The Marine Corp veteran said his plan would support unemployment, education and housing for service members transitioning out of the military.
Democratic candidate for Congress Sean Barney announced his veterans plan Thursday, and shared his personal story about fighting for his life while in combat.
On the 10-year anniversary of his “Alive Day,” Barney, a former Marine, spoke in Rodney Square in Wilmington alongside his former platoon members who helped save his life after he was shot in the neck while in combat in Iraq.
“I’m here because of what others did on the ground there, and in the care I received when I got home, and in the investment in my potential the Veterans Administration made,” he said.
“I feel strongly we need to do that for all of our veterans and I feel we’re not approaching that with the same urgency here at home that my fellow marines did saving my life on the ground in Fallujah.”
Barney is one of four Democrats currently on the ballot in Delaware’s congressional race in addition to two Republicans in the race.
He is a Marine Corp Veteran who has been honored with a Purple Heart. Following his stint in the military Barney was the president of a venture capital firm and a policy director for Gov. Jack Markell, D-Delaware.
He said if elected he will meet the health care needs of veterans and support unemployment, education and housing for service members transitioning out of the military.
Barney said he believes his experience in the military qualifies him for the position because he has firsthand knowledge of war and how it effects those returning home. He said he lost several friends in Fallujah, and the city now is in the hands of the terrorist group known as ISIS because the U.S. didn’t have a set plan for the aftermath of war.
“Too often we see war and think it’s a video game and don’t understand the true consequences, and we owe it to our men and women to ensure we know what we’re doing and have a clear strategy for success,” Barney said.
He said one of the top issues facing veterans is access to health care. Veterans who live downstate are currently forced to drive two or more hours to northern Delaware for routine medical appointments because there aren’t enough health care options in their area, Barney said.
He said he would work to build veteran’s medical centers in remote areas, and help veterans who need specialists find private or non-profit health providers outside the VA hospital system.
“When people are really struggling with serious health issues to ask they get themselves two hours each way for a relatively short appointment is just wrong,” Barney said. “We need to invest in the resources in those communities to make sure the care is there for those who need it.”
He also said the VA should ensure veterans are receiving adequate post-traumatic stress disorder care. Barney said he pledges to address the issue of suicide among veterans, ensuring there are services to those struggling with depression and those who have attempted suicide.
“Of the 22 veterans who commit suicide today 17 of them are not in connection with the VA. They’re not receiving the treatment they need,” he said. “That’s the responsibility of the VA and the government to reach out to those veterans at greatest risk of the invisible wounds of war.”

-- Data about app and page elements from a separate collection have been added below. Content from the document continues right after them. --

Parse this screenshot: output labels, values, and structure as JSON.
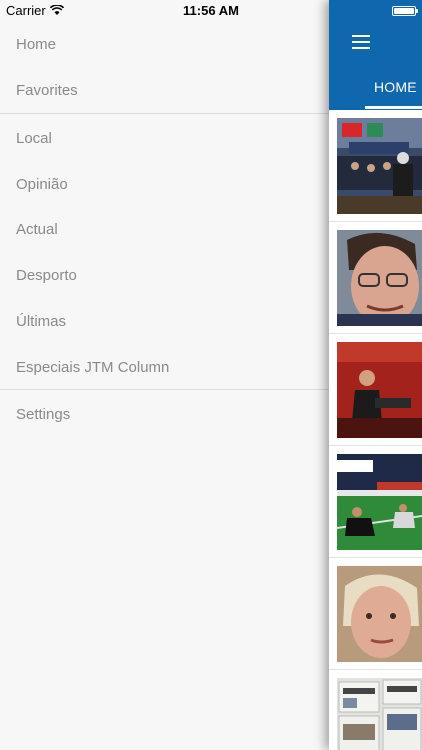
{
  "status_bar": {
    "carrier": "Carrier",
    "time": "11:56 AM"
  },
  "drawer": {
    "items": [
      {
        "label": "Home"
      },
      {
        "label": "Favorites"
      },
      {
        "label": "Local"
      },
      {
        "label": "Opinião"
      },
      {
        "label": "Actual"
      },
      {
        "label": "Desporto"
      },
      {
        "label": "Últimas"
      },
      {
        "label": "Especiais JTM Column"
      },
      {
        "label": "Settings"
      }
    ]
  },
  "main": {
    "tab_label": "HOME",
    "accent_color": "#0f68ad",
    "thumbnails": [
      {
        "icon": "ceremony-photo-thumbnail"
      },
      {
        "icon": "portrait-glasses-photo-thumbnail"
      },
      {
        "icon": "speaker-red-stage-photo-thumbnail"
      },
      {
        "icon": "football-match-photo-thumbnail"
      },
      {
        "icon": "portrait-woman-photo-thumbnail"
      },
      {
        "icon": "newspapers-photo-thumbnail"
      }
    ]
  }
}
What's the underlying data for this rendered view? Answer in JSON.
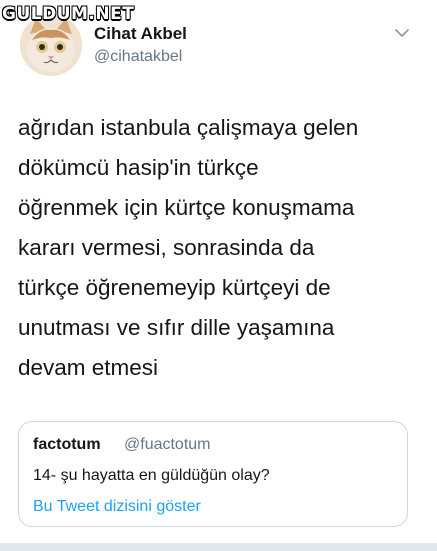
{
  "watermark": {
    "text": "GULDUM.NET"
  },
  "author": {
    "name": "Cihat Akbel",
    "handle": "@cihatakbel",
    "avatar_icon": "cat-avatar-icon"
  },
  "menu": {
    "icon": "chevron-down-icon"
  },
  "tweet": {
    "lines": [
      "ağrıdan istanbula çalişmaya gelen",
      "dökümcü hasip'in türkçe",
      "öğrenmek için kürtçe konuşmama",
      "kararı vermesi, sonrasinda da",
      "türkçe öğrenemeyip kürtçeyi de",
      "unutması ve sıfır dille yaşamına",
      "devam etmesi"
    ]
  },
  "quote": {
    "name": "factotum",
    "handle": "@fuactotum",
    "text": "14- şu hayatta en güldüğün olay?",
    "link_label": "Bu Tweet dizisini göster"
  },
  "colors": {
    "text": "#14171a",
    "secondary": "#657786",
    "link": "#1da1f2",
    "border": "#ccd6dd"
  }
}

Juan Angel Ocampos, one of the veterans who helped save Barney’s life, said he lost one of his best friends to suicide. He said he believes it could have been prevented if there was better access to care.
“We’ve got the big suicide rate, it’s an epidemic and that needs to be handled now as opposed to keep letting it happen day by day,” Ocampos said. “I don’t want to lose another one of my brothers because he felt he didn’t have the right care or felt there was nobody there for them.”
Barney also said he wants to expand educational programs so soldiers can participate in them earlier, giving them an opportunity to get a head start on their career. He also pledges to support the GI Bill, and urges Congress to close the “90/10 loophole” that he said allows schools to exclude GI bill funds from the cap on federal payments as a share of revenues.
“If we can help veterans contribute when they come home they’re likely to transition successfully, they’re likely to feel they have a place here and their value is recognized, and historically that’s been a focus of the GI bill,” Barney said.
“But I’m concerned we’re already talking about cutting some of those benefits because the wars have been removed from the front pages. But these wars have long tails, the consequences, the human costs of war, are going to be with us for decades to come.”
Lino Torres, another former member of Barney’s platoon in attendance Thursday, said he remembers when Barney was shot he moved himself out of harm’s way so the other soldiers would not risk their lives when trying to save him. He said he believes qualities like that make him the best candidate for Congress.
“He cares about people, he obviously cares about his country, and he puts others before himself and you don’t see that too often,” Torres said.
“He knows what we go through and he knows the things we see and he knows how it feels when we come back.”